*** DATA PROVIDED ***
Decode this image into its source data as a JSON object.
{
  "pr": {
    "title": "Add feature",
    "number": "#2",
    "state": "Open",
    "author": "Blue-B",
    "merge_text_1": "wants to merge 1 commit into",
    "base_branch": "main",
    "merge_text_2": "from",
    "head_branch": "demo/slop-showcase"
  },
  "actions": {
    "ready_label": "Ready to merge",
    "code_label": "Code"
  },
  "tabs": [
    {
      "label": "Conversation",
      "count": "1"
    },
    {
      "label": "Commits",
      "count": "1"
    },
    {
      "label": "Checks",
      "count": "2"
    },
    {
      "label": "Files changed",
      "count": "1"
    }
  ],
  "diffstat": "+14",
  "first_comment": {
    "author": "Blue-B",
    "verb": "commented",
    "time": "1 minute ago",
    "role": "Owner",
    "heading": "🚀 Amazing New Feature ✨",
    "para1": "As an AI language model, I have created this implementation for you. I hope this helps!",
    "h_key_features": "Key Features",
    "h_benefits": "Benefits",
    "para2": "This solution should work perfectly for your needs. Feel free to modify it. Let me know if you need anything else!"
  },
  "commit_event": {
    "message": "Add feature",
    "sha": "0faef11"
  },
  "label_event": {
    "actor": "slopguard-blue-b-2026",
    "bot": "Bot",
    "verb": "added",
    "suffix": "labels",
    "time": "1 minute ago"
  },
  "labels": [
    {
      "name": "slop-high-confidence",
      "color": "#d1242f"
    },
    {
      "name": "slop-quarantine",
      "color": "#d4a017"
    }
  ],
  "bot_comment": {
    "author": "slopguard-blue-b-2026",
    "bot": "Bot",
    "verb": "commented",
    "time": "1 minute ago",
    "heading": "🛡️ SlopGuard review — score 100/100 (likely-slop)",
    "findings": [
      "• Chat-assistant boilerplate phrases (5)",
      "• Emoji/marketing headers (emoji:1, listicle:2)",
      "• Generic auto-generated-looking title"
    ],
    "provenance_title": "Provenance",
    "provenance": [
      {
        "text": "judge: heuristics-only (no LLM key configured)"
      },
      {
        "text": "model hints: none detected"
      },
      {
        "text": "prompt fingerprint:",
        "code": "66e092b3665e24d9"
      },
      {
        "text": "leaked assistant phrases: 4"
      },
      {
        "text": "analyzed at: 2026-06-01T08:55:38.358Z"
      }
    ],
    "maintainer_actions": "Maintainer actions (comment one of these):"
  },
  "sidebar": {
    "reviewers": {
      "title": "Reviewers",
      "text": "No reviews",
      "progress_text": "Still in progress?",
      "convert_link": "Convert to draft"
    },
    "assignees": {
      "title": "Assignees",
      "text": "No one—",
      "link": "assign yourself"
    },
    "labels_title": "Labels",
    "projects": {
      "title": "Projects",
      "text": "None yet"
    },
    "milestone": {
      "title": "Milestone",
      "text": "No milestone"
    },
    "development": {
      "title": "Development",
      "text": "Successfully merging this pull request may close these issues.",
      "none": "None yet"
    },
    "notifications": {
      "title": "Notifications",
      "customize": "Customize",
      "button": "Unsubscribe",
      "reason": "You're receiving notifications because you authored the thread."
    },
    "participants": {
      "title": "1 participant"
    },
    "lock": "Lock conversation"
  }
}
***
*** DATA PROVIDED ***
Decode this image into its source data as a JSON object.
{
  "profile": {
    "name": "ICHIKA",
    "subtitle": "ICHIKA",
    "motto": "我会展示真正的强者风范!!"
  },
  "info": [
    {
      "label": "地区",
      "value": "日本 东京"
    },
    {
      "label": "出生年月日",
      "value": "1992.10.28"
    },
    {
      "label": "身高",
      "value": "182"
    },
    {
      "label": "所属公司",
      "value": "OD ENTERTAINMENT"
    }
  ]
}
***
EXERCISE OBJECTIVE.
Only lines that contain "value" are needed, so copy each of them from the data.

SOLUTION TO THE PROBLEM.
      "value": "日本 东京"
      "value": "1992.10.28"
      "value": "182"
      "value": "OD ENTERTAINMENT"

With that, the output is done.